That being said, the film’s critical appraisal at its ovation-nabbing premiere at Cannes today has come with some weird dips and caveats. Not for star Austin Butler, mind you—pretty much everyone who’s seen the film to date has been charmed by Butler, highlighting how his performance as The King only gets more interesting as the man’s decay truly sets in the late ’60s and ’70s
No, the majority of people’s issues with the movie seem to have been the same question that’s haunted people since the first trailers for the movie were released: What, exactly, the fuck is Tom Hanks doing in this thing?
Hanks, of course, plays Colonel Tom Parker, Elvis’ manager/parasitewho Luhrmann’s screenplay—which arrives with a whole forest of names attached to it in the film’s credits—places at the center of Elvis’ story, for some reason.

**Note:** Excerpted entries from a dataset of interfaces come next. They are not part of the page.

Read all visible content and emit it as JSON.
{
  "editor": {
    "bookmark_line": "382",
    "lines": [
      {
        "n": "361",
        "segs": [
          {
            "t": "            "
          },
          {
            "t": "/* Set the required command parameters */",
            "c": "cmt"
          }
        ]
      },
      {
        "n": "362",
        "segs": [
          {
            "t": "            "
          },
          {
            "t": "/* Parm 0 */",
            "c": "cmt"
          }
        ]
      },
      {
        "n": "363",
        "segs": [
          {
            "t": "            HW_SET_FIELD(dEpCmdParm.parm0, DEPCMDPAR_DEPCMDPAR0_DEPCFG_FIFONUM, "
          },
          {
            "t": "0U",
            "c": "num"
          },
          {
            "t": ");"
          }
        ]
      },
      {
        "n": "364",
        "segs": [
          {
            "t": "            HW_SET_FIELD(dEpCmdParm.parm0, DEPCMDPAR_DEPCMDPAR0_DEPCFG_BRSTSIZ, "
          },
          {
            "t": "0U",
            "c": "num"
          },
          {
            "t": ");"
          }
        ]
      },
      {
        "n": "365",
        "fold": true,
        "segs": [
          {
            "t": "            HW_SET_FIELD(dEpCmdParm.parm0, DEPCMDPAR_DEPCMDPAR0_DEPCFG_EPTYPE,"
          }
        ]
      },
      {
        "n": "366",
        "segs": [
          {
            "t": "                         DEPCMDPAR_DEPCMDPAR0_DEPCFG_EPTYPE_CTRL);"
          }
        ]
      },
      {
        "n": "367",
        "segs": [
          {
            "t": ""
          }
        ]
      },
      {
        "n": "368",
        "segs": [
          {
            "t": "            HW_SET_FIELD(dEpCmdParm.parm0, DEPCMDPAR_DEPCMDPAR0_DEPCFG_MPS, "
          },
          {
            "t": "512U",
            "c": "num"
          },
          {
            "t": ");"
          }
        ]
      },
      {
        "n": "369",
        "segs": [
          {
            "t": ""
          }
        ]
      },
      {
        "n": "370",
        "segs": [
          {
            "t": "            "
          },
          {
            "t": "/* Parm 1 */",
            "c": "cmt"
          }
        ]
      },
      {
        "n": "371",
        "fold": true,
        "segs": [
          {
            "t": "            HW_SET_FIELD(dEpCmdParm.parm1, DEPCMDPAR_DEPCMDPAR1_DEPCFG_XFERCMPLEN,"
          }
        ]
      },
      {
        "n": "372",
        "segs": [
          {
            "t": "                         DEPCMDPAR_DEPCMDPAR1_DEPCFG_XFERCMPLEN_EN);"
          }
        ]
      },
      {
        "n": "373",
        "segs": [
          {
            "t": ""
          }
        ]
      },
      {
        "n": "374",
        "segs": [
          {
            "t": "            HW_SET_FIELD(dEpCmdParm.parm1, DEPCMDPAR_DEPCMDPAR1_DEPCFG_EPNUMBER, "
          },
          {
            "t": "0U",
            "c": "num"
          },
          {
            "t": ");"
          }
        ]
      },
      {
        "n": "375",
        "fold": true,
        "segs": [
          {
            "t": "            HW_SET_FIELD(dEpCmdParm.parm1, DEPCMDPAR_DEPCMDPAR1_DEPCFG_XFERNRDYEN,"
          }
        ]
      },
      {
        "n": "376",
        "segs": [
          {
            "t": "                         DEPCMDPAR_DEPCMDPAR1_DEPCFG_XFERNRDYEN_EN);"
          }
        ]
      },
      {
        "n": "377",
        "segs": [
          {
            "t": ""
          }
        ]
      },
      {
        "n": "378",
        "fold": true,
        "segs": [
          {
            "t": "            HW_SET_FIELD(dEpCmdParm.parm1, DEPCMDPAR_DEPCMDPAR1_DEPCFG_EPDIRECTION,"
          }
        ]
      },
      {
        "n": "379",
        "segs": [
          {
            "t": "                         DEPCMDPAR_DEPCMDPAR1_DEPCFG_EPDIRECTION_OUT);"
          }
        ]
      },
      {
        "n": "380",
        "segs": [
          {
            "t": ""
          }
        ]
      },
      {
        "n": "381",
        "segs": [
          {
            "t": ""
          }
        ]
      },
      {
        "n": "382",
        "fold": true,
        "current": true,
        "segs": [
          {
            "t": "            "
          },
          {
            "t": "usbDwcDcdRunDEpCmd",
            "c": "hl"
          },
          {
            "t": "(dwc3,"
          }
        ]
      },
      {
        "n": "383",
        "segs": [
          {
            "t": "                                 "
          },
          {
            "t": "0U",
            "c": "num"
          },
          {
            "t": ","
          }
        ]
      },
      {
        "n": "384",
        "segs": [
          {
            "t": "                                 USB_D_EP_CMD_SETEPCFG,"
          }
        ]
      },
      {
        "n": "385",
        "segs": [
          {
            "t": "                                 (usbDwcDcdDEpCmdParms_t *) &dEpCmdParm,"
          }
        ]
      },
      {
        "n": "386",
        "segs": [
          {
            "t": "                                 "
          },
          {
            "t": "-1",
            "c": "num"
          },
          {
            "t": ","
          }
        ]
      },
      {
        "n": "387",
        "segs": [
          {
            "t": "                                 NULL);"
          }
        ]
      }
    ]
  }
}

We’re going to take a second and just quote David Ehrlich’s gorgeously nasty pan of the film for IndieWire here for a secondbecause it really is as mean a thing as we’ve ever seen said about Tom Hanks:
Tom Hanks in a “true true” performance defined by a fat suit, a fake nose, and an accent that I can only describe as the “Kentucky Fried Goldmember” is possibly the most insufferable movie character ever conceived… It’s as if Luhrmann watched Hanks’ performance from The Ladykillers and thought: “OK, what if that, but times 100 and for almost three entire hours?”
Other writers were kinder, although THR also highlighted the strangeness of telling the story of one of the most appealing men in music history through the eyes of one of the least. (“Arguably the least appealing performance of [Hanks’] career,” David Rooney writes, “A creepy, beady-eyed leer from under a mountain of latex, with a grating, unidentifiable accent that becomes no less perplexing even after the character’s murky Dutch origins have been revealed.”)
Luhrmann himself comes in for more mixed reviews; Deadline and others highlight the film’s high velocityracing throughan almost Wikipedia-like account” of Presley’s life, while the aesthetics of the film are praised for matching Elvis’ own sense of rhinestone-covered showmanship—even if they can also be just as overwhelming. And everyone writing about the movie Inevitably comes back to Butler, who manages, it seems, to be the heart of a movie that tries perversely hard to keep him at a distance. Per Variety‘s Owen GleibermanButler’s turn as Old Elvis transforms the movie, making it, “A woefully imperfect but at times arresting drama that builds to something moving and true.”
So, yeah, Elvis Apparently carries the Baz Luhrmann Seal Of Qualified Approval: You might get bored of a headache, you might be annoyed, but you probably won’t get.